Most procurement professionals (94%) believe game theory can optimise tender and sourcing decisions, yet only 9% are using it, according to research by consultancy firm TWS Partners.
Game theory is the scientific modelling of interactions between different parties in competitive situations. Based on a mathematical theory of rational behaviour in conflict situations, each party chooses their actions in view of what the other party might think and do, as a means of trying to maximise their respective outcomes.
It is a branch of economics that has won several Nobel Prizes and, while 80% of procurement professionals have come across game theory, it is rarely put into practice.
Game theory is most often applied to help find the best strategy in things like negotiations. It can also be used to structure interactions and influence the behaviour of suppliers.
It is a theory which can be applied to a whole host of situations in procurement from optimising tenders and sourcing decisions, developing incentive schemes, annual price negotiations through to outsourcing projects.
While it may not yet have taken hold, it looks set to grow with the research suggesting 63% of procurement professionals believe their organisation will use game theory in the near future.
When it is implemented correctly, it can bring a number of benefits to procurement and the organisation as a whole, including:
The correct application of game theory can open up new opportunities around cost savings and value generation, as well as boost return on investment. However, to realise these benefits, there is a need for teams to embrace and embed the theory within their processes.

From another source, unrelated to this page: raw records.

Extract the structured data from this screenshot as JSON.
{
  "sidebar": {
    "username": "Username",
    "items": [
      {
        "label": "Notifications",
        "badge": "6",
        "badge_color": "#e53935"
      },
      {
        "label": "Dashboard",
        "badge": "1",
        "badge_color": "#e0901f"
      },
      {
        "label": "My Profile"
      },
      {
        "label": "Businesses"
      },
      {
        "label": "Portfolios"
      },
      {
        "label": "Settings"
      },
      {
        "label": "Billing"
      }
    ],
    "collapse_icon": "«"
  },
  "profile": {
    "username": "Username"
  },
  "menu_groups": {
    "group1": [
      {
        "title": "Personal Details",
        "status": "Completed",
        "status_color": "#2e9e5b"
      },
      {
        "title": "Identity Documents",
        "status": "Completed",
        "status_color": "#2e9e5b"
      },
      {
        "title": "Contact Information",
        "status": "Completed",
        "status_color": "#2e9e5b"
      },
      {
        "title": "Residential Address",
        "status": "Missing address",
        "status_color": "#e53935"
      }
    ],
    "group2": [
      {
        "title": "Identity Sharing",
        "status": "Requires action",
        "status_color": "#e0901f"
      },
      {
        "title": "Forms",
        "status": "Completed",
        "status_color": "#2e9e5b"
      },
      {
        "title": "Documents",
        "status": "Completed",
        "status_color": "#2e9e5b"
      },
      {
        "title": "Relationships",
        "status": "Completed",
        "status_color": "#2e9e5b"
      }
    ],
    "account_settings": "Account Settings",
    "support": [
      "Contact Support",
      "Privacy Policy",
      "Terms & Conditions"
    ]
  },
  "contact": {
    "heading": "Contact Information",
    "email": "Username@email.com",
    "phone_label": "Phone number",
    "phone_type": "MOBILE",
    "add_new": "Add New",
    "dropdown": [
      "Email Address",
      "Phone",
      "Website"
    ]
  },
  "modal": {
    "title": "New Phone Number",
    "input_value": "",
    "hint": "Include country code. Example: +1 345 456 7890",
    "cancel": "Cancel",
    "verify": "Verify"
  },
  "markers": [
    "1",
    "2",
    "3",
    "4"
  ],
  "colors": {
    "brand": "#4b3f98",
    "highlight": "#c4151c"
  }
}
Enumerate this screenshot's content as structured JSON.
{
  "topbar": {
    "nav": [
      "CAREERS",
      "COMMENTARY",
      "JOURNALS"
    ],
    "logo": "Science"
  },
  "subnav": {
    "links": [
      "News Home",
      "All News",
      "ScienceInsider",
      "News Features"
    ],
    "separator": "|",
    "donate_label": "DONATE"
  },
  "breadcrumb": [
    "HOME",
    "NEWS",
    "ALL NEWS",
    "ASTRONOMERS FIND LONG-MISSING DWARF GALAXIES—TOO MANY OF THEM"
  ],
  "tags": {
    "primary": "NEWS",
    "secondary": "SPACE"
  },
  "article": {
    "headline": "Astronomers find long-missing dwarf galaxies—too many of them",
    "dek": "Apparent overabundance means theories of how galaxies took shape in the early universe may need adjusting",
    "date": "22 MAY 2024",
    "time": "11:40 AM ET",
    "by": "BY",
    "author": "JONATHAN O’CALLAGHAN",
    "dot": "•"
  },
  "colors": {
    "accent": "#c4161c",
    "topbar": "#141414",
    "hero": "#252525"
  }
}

Game theory can help build a more structured sourcing process and increase fairness and transparency in the supplier selection process. It allows procurement to leverage commitment in negotiations and facilitate cross-functional collaboration across an organisation.
If a procurement team can deliver such opportunities there will be a change in perception of the function from within the business as well as outside of it. That will build trust and open up new opportunities to collaborate and deliver more savings and greater value.
Dr Sebastian Moritz is director of TWS Partners, a market leader in the application of game theory and market design in business
This contributed article has been written by a guest writer at the invitation of Procurement Leaders. Procurement Leaders received no payment directly connected with the publishing of this content.